— What the exercise asks —
The response must reproduce every record in full.

─── Data provided

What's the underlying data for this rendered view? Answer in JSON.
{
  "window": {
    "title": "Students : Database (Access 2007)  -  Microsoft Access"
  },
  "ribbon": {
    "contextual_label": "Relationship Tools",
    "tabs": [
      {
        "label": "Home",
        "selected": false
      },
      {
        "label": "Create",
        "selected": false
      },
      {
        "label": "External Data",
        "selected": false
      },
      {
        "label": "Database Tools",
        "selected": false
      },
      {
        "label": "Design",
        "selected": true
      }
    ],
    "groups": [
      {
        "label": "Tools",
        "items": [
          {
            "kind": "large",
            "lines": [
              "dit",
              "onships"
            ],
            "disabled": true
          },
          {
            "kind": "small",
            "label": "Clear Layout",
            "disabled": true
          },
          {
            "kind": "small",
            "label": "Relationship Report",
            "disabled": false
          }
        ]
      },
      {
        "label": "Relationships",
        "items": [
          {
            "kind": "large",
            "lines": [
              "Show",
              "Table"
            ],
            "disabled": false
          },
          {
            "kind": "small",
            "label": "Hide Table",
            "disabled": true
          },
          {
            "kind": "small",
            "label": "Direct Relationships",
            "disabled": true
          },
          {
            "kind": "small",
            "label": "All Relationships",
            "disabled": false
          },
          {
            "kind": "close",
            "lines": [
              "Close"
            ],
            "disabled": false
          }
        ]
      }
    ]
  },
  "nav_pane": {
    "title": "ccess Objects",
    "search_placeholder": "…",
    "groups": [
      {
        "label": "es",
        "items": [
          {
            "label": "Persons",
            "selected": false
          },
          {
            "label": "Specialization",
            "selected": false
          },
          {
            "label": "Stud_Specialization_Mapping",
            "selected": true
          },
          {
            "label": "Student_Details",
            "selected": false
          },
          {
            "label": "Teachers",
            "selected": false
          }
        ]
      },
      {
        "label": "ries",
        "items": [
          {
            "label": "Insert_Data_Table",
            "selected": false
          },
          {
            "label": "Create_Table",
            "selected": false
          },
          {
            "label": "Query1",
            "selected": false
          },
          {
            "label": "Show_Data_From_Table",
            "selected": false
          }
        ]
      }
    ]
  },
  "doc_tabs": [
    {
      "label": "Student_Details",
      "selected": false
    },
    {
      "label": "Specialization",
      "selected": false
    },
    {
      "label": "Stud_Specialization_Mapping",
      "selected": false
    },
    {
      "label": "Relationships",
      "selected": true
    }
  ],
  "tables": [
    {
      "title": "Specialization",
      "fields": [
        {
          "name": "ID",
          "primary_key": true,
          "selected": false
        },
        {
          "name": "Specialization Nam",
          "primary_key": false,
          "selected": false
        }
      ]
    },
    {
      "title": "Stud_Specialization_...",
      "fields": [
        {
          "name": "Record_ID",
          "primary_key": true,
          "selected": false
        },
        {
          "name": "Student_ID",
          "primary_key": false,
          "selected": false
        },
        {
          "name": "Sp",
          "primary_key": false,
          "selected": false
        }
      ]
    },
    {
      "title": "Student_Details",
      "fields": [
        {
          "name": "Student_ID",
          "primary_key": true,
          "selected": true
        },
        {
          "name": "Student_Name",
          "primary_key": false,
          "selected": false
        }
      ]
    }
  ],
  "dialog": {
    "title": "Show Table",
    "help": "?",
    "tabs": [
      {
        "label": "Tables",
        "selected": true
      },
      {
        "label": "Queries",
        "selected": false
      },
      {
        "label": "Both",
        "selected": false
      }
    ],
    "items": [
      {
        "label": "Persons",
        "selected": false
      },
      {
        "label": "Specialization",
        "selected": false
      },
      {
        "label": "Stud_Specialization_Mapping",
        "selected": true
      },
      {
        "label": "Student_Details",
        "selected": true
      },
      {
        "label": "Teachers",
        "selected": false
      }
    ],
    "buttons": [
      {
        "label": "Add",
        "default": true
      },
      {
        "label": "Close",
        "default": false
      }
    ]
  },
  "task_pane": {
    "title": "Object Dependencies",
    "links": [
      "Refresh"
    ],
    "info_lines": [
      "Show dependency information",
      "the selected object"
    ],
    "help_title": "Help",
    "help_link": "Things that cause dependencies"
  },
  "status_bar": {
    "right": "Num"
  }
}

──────

— Finished task —
What's the underlying data for this rendered view? Answer in JSON.
{
  "window": {
    "title": "Students : Database (Access 2007)  -  Microsoft Access"
  },
  "ribbon": {
    "contextual_label": "Relationship Tools",
    "tabs": [
      {
        "label": "Home",
        "selected": false
      },
      {
        "label": "Create",
        "selected": false
      },
      {
        "label": "External Data",
        "selected": false
      },
      {
        "label": "Database Tools",
        "selected": false
      },
      {
        "label": "Design",
        "selected": true
      }
    ],
    "groups": [
      {
        "label": "Tools",
        "items": [
          {
            "kind": "large",
            "lines": [
              "dit",
              "onships"
            ],
            "disabled": true
          },
          {
            "kind": "small",
            "label": "Clear Layout",
            "disabled": true
          },
          {
            "kind": "small",
            "label": "Relationship Report",
            "disabled": false
          }
        ]
      },
      {
        "label": "Relationships",
        "items": [
          {
            "kind": "large",
            "lines": [
              "Show",
              "Table"
            ],
            "disabled": false
          },
          {
            "kind": "small",
            "label": "Hide Table",
            "disabled": true
          },
          {
            "kind": "small",
            "label": "Direct Relationships",
            "disabled": true
          },
          {
            "kind": "small",
            "label": "All Relationships",
            "disabled": false
          },
          {
            "kind": "close",
            "lines": [
              "Close"
            ],
            "disabled": false
          }
        ]
      }
    ]
  },
  "nav_pane": {
    "title": "ccess Objects",
    "search_placeholder": "…",
    "groups": [
      {
        "label": "es",
        "items": [
          {
            "label": "Persons",
            "selected": false
          },
          {
            "label": "Specialization",
            "selected": false
          },
          {
            "label": "Stud_Specialization_Mapping",
            "selected": true
          },
          {
            "label": "Student_Details",
            "selected": false
          },
          {
            "label": "Teachers",
            "selected": false
          }
        ]
      },
      {
        "label": "ries",
        "items": [
          {
            "label": "Insert_Data_Table",
            "selected": false
          },
          {
            "label": "Create_Table",
            "selected": false
          },
          {
            "label": "Query1",
            "selected": false
          },
          {
            "label": "Show_Data_From_Table",
            "selected": false
          }
        ]
      }
    ]
  },
  "doc_tabs": [
    {
      "label": "Student_Details",
      "selected": false
    },
    {
      "label": "Specialization",
      "selected": false
    },
    {
      "label": "Stud_Specialization_Mapping",
      "selected": false
    },
    {
      "label": "Relationships",
      "selected": true
    }
  ],
  "tables": [
    {
      "title": "Specialization",
      "fields": [
        {
          "name": "ID",
          "primary_key": true,
          "selected": false
        },
        {
          "name": "Specialization Nam",
          "primary_key": false,
          "selected": false
        }
      ]
    },
    {
      "title": "Stud_Specialization_...",
      "fields": [
        {
          "name": "Record_ID",
          "primary_key": true,
          "selected": false
        },
        {
          "name": "Student_ID",
          "primary_key": false,
          "selected": false
        },
        {
          "name": "Sp",
          "primary_key": false,
          "selected": false
        }
      ]
    },
    {
      "title": "Student_Details",
      "fields": [
        {
          "name": "Student_ID",
          "primary_key": true,
          "selected": true
        },
        {
          "name": "Student_Name",
          "primary_key": false,
          "selected": false
        }
      ]
    }
  ],
  "dialog": {
    "title": "Show Table",
    "help": "?",
    "tabs": [
      {
        "label": "Tables",
        "selected": true
      },
      {
        "label": "Queries",
        "selected": false
      },
      {
        "label": "Both",
        "selected": false
      }
    ],
    "items": [
      {
        "label": "Persons",
        "selected": false
      },
      {
        "label": "Specialization",
        "selected": false
      },
      {
        "label": "Stud_Specialization_Mapping",
        "selected": true
      },
      {
        "label": "Student_Details",
        "selected": true
      },
      {
        "label": "Teachers",
        "selected": false
      }
    ],
    "buttons": [
      {
        "label": "Add",
        "default": true
      },
      {
        "label": "Close",
        "default": false
      }
    ]
  },
  "task_pane": {
    "title": "Object Dependencies",
    "links": [
      "Refresh"
    ],
    "info_lines": [
      "Show dependency information",
      "the selected object"
    ],
    "help_title": "Help",
    "help_link": "Things that cause dependencies"
  },
  "status_bar": {
    "right": "Num"
  }
}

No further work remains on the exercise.